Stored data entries
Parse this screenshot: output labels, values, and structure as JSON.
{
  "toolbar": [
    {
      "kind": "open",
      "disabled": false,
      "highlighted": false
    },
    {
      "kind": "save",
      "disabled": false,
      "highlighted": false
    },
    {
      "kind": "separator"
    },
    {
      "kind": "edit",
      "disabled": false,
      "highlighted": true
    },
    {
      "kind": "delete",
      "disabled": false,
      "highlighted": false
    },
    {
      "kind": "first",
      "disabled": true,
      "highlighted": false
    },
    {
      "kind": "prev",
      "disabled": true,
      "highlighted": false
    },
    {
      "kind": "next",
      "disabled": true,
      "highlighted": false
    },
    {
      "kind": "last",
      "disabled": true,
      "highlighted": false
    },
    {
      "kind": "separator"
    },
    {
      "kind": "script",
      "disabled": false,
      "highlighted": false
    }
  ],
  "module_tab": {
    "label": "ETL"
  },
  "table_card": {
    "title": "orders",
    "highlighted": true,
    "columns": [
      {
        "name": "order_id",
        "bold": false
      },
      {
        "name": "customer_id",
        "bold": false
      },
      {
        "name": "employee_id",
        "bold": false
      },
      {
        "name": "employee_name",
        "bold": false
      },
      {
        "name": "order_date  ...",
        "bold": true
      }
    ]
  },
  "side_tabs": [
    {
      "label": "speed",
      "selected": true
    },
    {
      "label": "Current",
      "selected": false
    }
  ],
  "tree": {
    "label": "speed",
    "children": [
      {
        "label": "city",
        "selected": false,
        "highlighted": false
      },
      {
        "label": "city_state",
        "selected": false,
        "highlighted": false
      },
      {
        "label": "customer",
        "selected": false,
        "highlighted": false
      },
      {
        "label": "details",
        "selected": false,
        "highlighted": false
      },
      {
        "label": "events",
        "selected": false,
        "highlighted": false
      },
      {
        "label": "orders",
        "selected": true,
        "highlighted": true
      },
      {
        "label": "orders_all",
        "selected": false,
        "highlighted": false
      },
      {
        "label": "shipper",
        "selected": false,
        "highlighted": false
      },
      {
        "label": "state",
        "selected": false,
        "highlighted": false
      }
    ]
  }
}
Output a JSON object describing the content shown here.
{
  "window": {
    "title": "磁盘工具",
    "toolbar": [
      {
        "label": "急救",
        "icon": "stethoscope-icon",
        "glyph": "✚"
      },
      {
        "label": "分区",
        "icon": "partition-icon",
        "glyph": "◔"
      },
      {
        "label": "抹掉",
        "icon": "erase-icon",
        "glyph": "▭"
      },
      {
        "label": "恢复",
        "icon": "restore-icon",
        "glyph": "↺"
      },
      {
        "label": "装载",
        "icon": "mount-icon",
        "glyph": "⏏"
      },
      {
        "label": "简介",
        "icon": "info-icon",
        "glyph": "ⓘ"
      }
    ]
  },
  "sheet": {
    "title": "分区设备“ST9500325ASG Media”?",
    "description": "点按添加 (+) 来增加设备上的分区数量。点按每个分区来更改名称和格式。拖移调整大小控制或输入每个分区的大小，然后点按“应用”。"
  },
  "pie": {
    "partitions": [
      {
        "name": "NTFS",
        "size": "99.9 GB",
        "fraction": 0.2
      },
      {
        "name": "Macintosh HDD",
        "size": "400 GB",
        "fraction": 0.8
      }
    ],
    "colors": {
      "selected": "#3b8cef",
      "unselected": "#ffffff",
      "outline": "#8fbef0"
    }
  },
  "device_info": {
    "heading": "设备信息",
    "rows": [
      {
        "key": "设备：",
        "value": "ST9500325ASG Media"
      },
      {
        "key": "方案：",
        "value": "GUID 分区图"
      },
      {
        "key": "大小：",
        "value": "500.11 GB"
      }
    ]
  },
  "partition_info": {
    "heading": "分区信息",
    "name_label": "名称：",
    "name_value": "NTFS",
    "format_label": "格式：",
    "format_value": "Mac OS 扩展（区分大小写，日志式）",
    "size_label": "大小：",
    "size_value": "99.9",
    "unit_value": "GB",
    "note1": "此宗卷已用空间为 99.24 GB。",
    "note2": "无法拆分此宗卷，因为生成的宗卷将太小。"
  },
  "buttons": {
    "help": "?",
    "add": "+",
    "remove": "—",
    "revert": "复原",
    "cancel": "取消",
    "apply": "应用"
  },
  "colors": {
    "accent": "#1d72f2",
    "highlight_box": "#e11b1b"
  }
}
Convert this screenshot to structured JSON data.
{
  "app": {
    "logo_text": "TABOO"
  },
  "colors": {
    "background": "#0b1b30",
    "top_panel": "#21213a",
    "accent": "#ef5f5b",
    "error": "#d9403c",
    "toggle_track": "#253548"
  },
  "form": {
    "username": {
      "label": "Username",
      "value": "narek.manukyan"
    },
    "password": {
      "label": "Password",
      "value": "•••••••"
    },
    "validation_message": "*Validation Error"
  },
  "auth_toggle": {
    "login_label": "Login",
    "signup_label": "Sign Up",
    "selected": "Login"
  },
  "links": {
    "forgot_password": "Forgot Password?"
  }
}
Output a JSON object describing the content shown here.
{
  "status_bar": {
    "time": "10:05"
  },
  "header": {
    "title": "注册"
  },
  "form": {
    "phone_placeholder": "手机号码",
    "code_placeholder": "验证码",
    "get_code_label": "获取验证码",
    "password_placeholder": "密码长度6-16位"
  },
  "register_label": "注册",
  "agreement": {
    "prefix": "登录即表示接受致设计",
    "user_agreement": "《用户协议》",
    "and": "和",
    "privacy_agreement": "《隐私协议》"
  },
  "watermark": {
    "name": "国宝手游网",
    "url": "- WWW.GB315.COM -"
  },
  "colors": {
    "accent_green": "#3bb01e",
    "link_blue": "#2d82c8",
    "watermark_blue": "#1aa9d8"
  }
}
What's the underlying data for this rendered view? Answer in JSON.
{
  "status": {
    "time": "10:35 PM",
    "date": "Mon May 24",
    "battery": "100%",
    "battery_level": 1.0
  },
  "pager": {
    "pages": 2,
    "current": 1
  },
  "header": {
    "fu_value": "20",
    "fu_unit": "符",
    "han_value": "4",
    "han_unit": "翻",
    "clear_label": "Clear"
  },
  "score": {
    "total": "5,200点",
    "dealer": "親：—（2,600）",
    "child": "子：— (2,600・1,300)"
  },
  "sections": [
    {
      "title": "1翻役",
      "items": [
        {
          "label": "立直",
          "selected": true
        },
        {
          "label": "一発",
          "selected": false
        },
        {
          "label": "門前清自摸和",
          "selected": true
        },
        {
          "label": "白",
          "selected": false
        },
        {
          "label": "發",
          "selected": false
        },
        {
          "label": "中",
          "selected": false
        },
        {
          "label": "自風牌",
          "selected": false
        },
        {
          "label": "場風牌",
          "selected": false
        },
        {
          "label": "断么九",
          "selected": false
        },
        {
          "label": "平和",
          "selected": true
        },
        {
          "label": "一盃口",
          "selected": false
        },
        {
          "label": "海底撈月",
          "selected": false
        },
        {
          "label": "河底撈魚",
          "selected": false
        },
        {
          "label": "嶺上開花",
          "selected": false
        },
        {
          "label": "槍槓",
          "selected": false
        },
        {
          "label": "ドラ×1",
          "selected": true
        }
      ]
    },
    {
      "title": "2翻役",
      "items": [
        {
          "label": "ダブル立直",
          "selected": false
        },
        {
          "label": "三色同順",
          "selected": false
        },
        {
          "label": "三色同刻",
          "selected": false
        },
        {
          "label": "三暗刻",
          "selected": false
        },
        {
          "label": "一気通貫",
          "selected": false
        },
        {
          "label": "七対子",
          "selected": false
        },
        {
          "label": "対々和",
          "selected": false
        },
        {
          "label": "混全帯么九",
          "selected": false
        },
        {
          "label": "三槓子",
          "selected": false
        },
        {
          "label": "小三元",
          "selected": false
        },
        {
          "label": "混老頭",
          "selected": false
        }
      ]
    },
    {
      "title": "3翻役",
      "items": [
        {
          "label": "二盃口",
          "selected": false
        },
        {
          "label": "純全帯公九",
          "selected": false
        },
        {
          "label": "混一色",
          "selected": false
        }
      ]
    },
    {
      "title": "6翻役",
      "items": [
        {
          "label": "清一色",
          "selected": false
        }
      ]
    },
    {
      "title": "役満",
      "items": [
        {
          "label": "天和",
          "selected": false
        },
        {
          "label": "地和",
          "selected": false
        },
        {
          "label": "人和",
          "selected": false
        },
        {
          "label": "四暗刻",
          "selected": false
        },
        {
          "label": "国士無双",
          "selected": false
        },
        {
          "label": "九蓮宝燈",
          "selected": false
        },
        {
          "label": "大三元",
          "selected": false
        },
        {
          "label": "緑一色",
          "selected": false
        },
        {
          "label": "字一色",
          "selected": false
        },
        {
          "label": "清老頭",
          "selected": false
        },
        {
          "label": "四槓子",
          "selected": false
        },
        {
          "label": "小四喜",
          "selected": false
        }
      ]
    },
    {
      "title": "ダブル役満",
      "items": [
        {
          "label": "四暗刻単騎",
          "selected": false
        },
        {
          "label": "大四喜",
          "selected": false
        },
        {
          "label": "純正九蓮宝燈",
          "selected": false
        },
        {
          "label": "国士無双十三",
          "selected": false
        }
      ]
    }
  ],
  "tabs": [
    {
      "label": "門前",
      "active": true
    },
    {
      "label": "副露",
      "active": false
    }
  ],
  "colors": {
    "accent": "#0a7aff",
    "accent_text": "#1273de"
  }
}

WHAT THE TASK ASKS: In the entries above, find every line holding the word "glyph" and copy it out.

EXERCISE RESPONSE:
        "glyph": "✚"
        "glyph": "◔"
        "glyph": "▭"
        "glyph": "↺"
        "glyph": "⏏"
        "glyph": "ⓘ"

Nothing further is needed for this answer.